I don't like reality shows (OK, I've been known to watch DVDs of Hell's Kitchen for the pure, operatic drama) and I did not begin this blog intending to star in my own. But when I was a fledgling, beginner amputee five years ago I scoured the inter-web for What Life Could Be Like with less than four limbs. More recently I went looking for what I could expect from a surgery that would affect me differently than it would a bi-ped.
In that spirit I'll share with you some of my upcoming experiences (sigh) as an above-knee amputee going through knee replacement and PT. Tomorrow at 9:30 am the Journey Begins. They call it "Joint Camp." (No, not that kind of joint.) I hope I get a T-shirt.
Another reason to share this detoured summer--I was supposed to ride my horse, remember--is that it's a way to spit in Christian Science's eye. Secrecy is a defining characteristic of that church. You never tell anyone other than your nearest & dearest when you face a challenge; to speak of an error is to give it power over you. (The belief of power, whatever that means. The belief of pain still feels like pain.)
Secrecy is also supposed to be critical to protect your experience and growth from the potentially damaging judgments and opinions of non-Christian Scientists. Although it only hurts you by causing you to fear, turning your own beliefs against yourself. Even an all-powerful CS god can't protect you from your own whacked-out thoughts. (Or something. It's late, tonight.)
When I was bedridden for a year at fourteen, suffering with a messy and undiagnosed infection in my left leg, my Christian Science practitioner (or rather one of a series) was my aunt who lived across town. And though her grown daughter--my cousin--was a close friend of my mother, and though she visited me often that summer, and was herself a Christian Scientist, and was close to her own mother (my aunt), the wall of silence about what had happened to me was impermeable. Twenty years later my cousin was shocked to hear I'd had a bone disease. She'd thought I'd been kicked by a horse.

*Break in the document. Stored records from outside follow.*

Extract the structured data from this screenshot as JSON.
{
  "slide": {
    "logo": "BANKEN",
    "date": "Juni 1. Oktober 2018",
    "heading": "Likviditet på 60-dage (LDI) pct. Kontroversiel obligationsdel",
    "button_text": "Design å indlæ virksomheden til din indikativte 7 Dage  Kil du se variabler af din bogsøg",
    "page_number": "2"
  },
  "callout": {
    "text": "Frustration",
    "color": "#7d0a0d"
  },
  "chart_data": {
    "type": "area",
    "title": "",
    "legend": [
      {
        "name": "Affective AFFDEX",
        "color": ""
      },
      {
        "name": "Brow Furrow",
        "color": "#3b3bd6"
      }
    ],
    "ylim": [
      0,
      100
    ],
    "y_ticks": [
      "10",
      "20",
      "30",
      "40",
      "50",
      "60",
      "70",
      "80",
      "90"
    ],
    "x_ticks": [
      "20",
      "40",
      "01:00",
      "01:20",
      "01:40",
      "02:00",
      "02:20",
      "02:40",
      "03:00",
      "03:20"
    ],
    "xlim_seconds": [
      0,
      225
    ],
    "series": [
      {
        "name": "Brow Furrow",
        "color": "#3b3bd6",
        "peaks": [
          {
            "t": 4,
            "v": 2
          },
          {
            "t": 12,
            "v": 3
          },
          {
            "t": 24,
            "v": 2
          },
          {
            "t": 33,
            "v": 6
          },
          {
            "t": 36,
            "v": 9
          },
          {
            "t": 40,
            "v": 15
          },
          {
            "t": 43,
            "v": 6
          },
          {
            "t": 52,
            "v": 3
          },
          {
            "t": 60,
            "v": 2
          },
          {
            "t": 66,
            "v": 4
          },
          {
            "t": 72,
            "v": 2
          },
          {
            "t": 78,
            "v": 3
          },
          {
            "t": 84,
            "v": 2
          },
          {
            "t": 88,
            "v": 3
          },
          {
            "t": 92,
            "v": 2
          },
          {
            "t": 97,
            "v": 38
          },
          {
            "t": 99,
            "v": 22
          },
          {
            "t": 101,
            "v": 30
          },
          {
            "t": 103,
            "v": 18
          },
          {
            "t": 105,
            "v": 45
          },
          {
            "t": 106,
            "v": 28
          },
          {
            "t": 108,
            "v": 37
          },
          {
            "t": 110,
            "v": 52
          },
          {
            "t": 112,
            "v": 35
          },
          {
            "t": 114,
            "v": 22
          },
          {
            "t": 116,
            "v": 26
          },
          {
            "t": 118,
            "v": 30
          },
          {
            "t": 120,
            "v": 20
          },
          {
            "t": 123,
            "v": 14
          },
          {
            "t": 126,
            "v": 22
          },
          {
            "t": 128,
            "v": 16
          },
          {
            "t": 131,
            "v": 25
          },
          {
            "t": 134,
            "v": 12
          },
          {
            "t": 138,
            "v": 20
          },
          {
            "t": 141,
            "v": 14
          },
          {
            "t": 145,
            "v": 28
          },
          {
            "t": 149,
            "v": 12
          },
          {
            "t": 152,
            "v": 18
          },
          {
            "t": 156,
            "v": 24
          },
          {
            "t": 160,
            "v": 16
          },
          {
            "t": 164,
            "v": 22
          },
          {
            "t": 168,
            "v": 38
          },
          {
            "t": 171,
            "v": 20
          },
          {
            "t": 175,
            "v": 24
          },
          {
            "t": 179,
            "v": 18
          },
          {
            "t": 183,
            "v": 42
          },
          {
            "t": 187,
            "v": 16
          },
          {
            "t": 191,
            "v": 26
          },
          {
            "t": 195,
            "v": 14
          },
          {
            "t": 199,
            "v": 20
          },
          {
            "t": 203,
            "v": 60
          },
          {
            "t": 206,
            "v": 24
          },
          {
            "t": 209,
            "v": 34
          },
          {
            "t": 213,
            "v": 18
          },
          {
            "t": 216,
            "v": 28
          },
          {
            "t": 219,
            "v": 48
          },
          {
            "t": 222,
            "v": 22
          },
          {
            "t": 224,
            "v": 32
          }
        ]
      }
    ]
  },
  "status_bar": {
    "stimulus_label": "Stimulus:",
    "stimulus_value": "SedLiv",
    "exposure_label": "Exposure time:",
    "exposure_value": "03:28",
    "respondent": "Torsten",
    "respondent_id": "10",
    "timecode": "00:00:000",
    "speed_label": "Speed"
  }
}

And in my late twenties, I spent most of my first pregnancy (still a Christian Scientist) in a sweat of pure terror after a nurse-midwife commented my leg looked as though I'd had tuberculosis, and maybe the doctor would call for a chest x-ray. It was possible, she said, that my baby could be born sick. I refused the test; I suffered through the pregnancy shaking with fears I was not allowed to share, fears my practitioner refused to listen to, fears I didn't believe would be defused by medical tests. I didn't think I'd had tuberculosis...but I had no way of being sure. So I prayed, and cried, and prayed some more.
My daughter was born perfect after a straightforward labor and delivery. Besides amazed and deliriously happy, I was relieved. And exhausted. I didn't think my prayers had caused the healing of or protection from dormant tuberculosis...but I had a feeling Christian Science might claim it had.
After I left the religion I had another daughter after an exciting pregnancy (a horse fell on my leg) but this time I wasn't afraid. I was excited and happy to be a human surrounded by human love and human skills.
And here I go into the unknown to help blaze a trail for amputees--and why not, bi-peds are welcome too--through the wilderness of Total Knee Replacement. (It's not the knee on the side of disease: that was taken care of the afore-mentioned amputation.)
I'm glad and honored to have you reading this blog. I have a lot on my mind besides joints and prosthetics, so bear with me. I'll be gone for a bit this week and then, hopefully, back on the keyboard by next week.
Crutches, walker & cane are at the ready; my bed is raised up enough that I can slip on my prosthesis when I have to get up, knee-less for all purposes for a while. But hell, it's just a flesh wound. And like the camel up the road, I've got the right to spit. Christian Science had better put on its shades.